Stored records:
▬▬▬▬▬▬

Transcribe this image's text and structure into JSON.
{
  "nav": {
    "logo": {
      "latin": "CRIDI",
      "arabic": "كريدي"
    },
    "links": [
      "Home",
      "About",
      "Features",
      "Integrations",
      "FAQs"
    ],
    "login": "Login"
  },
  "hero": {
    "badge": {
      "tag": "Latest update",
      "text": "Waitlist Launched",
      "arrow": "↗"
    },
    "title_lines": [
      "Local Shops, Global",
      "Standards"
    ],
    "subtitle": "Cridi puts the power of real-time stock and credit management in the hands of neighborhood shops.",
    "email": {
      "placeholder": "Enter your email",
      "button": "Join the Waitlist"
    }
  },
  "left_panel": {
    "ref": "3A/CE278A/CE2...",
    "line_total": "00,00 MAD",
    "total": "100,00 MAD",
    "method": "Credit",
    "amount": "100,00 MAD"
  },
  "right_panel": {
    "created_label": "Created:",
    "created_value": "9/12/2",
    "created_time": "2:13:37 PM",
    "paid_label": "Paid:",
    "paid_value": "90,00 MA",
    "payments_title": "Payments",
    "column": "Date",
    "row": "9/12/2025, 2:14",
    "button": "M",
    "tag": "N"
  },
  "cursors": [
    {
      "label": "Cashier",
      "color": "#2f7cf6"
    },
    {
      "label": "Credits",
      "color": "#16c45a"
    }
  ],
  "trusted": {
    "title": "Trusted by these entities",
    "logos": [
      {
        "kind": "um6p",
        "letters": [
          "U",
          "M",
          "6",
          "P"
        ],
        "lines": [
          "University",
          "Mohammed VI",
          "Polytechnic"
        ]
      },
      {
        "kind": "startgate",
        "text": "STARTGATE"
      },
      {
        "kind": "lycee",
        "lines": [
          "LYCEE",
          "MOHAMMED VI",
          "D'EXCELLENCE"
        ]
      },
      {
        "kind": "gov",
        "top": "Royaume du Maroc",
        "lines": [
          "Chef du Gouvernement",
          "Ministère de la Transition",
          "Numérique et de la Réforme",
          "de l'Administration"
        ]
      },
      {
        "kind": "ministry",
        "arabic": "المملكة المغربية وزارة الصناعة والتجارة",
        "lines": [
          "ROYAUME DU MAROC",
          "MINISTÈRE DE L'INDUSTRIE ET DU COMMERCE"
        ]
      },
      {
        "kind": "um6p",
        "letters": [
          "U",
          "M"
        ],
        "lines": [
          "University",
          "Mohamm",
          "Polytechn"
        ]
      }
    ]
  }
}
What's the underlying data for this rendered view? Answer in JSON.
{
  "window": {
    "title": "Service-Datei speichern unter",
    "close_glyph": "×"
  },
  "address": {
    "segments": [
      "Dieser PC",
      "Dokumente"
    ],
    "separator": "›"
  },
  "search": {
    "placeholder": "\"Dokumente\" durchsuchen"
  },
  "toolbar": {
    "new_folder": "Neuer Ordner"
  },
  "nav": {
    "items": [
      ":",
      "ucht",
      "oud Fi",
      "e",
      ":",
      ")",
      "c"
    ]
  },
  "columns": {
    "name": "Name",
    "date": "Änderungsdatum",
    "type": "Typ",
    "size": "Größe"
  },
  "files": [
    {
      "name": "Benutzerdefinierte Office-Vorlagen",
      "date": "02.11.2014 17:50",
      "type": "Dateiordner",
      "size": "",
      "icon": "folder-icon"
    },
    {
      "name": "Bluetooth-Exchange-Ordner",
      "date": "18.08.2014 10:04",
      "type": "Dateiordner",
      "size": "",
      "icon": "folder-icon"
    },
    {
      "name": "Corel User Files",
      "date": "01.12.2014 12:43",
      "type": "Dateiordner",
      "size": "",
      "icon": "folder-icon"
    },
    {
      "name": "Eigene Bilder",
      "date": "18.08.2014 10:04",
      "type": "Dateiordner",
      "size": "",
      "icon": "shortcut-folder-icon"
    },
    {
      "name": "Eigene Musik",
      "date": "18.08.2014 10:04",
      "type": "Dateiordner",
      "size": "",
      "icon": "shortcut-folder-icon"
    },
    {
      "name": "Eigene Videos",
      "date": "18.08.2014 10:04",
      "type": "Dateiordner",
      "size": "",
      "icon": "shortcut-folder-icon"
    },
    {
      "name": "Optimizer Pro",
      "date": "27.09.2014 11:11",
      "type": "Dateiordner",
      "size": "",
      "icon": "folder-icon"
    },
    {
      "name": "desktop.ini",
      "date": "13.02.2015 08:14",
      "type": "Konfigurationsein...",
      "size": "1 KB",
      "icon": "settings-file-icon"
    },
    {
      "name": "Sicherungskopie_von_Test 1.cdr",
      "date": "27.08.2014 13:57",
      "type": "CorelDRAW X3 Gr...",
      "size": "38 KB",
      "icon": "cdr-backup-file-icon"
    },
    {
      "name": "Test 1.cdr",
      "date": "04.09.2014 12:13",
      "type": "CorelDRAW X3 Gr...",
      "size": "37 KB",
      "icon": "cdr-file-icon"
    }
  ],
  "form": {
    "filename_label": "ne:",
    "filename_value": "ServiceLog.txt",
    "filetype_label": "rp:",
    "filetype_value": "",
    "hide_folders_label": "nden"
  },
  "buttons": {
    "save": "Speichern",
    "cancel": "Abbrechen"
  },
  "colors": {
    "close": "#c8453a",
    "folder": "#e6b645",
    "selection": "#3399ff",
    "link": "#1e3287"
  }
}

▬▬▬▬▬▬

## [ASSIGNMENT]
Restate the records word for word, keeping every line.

## [SOLUTION]
Transcribe this image's text and structure into JSON.
{
  "nav": {
    "logo": {
      "latin": "CRIDI",
      "arabic": "كريدي"
    },
    "links": [
      "Home",
      "About",
      "Features",
      "Integrations",
      "FAQs"
    ],
    "login": "Login"
  },
  "hero": {
    "badge": {
      "tag": "Latest update",
      "text": "Waitlist Launched",
      "arrow": "↗"
    },
    "title_lines": [
      "Local Shops, Global",
      "Standards"
    ],
    "subtitle": "Cridi puts the power of real-time stock and credit management in the hands of neighborhood shops.",
    "email": {
      "placeholder": "Enter your email",
      "button": "Join the Waitlist"
    }
  },
  "left_panel": {
    "ref": "3A/CE278A/CE2...",
    "line_total": "00,00 MAD",
    "total": "100,00 MAD",
    "method": "Credit",
    "amount": "100,00 MAD"
  },
  "right_panel": {
    "created_label": "Created:",
    "created_value": "9/12/2",
    "created_time": "2:13:37 PM",
    "paid_label": "Paid:",
    "paid_value": "90,00 MA",
    "payments_title": "Payments",
    "column": "Date",
    "row": "9/12/2025, 2:14",
    "button": "M",
    "tag": "N"
  },
  "cursors": [
    {
      "label": "Cashier",
      "color": "#2f7cf6"
    },
    {
      "label": "Credits",
      "color": "#16c45a"
    }
  ],
  "trusted": {
    "title": "Trusted by these entities",
    "logos": [
      {
        "kind": "um6p",
        "letters": [
          "U",
          "M",
          "6",
          "P"
        ],
        "lines": [
          "University",
          "Mohammed VI",
          "Polytechnic"
        ]
      },
      {
        "kind": "startgate",
        "text": "STARTGATE"
      },
      {
        "kind": "lycee",
        "lines": [
          "LYCEE",
          "MOHAMMED VI",
          "D'EXCELLENCE"
        ]
      },
      {
        "kind": "gov",
        "top": "Royaume du Maroc",
        "lines": [
          "Chef du Gouvernement",
          "Ministère de la Transition",
          "Numérique et de la Réforme",
          "de l'Administration"
        ]
      },
      {
        "kind": "ministry",
        "arabic": "المملكة المغربية وزارة الصناعة والتجارة",
        "lines": [
          "ROYAUME DU MAROC",
          "MINISTÈRE DE L'INDUSTRIE ET DU COMMERCE"
        ]
      },
      {
        "kind": "um6p",
        "letters": [
          "U",
          "M"
        ],
        "lines": [
          "University",
          "Mohamm",
          "Polytechn"
        ]
      }
    ]
  }
}
What's the underlying data for this rendered view? Answer in JSON.
{
  "window": {
    "title": "Service-Datei speichern unter",
    "close_glyph": "×"
  },
  "address": {
    "segments": [
      "Dieser PC",
      "Dokumente"
    ],
    "separator": "›"
  },
  "search": {
    "placeholder": "\"Dokumente\" durchsuchen"
  },
  "toolbar": {
    "new_folder": "Neuer Ordner"
  },
  "nav": {
    "items": [
      ":",
      "ucht",
      "oud Fi",
      "e",
      ":",
      ")",
      "c"
    ]
  },
  "columns": {
    "name": "Name",
    "date": "Änderungsdatum",
    "type": "Typ",
    "size": "Größe"
  },
  "files": [
    {
      "name": "Benutzerdefinierte Office-Vorlagen",
      "date": "02.11.2014 17:50",
      "type": "Dateiordner",
      "size": "",
      "icon": "folder-icon"
    },
    {
      "name": "Bluetooth-Exchange-Ordner",
      "date": "18.08.2014 10:04",
      "type": "Dateiordner",
      "size": "",
      "icon": "folder-icon"
    },
    {
      "name": "Corel User Files",
      "date": "01.12.2014 12:43",
      "type": "Dateiordner",
      "size": "",
      "icon": "folder-icon"
    },
    {
      "name": "Eigene Bilder",
      "date": "18.08.2014 10:04",
      "type": "Dateiordner",
      "size": "",
      "icon": "shortcut-folder-icon"
    },
    {
      "name": "Eigene Musik",
      "date": "18.08.2014 10:04",
      "type": "Dateiordner",
      "size": "",
      "icon": "shortcut-folder-icon"
    },
    {
      "name": "Eigene Videos",
      "date": "18.08.2014 10:04",
      "type": "Dateiordner",
      "size": "",
      "icon": "shortcut-folder-icon"
    },
    {
      "name": "Optimizer Pro",
      "date": "27.09.2014 11:11",
      "type": "Dateiordner",
      "size": "",
      "icon": "folder-icon"
    },
    {
      "name": "desktop.ini",
      "date": "13.02.2015 08:14",
      "type": "Konfigurationsein...",
      "size": "1 KB",
      "icon": "settings-file-icon"
    },
    {
      "name": "Sicherungskopie_von_Test 1.cdr",
      "date": "27.08.2014 13:57",
      "type": "CorelDRAW X3 Gr...",
      "size": "38 KB",
      "icon": "cdr-backup-file-icon"
    },
    {
      "name": "Test 1.cdr",
      "date": "04.09.2014 12:13",
      "type": "CorelDRAW X3 Gr...",
      "size": "37 KB",
      "icon": "cdr-file-icon"
    }
  ],
  "form": {
    "filename_label": "ne:",
    "filename_value": "ServiceLog.txt",
    "filetype_label": "rp:",
    "filetype_value": "",
    "hide_folders_label": "nden"
  },
  "buttons": {
    "save": "Speichern",
    "cancel": "Abbrechen"
  },
  "colors": {
    "close": "#c8453a",
    "folder": "#e6b645",
    "selection": "#3399ff",
    "link": "#1e3287"
  }
}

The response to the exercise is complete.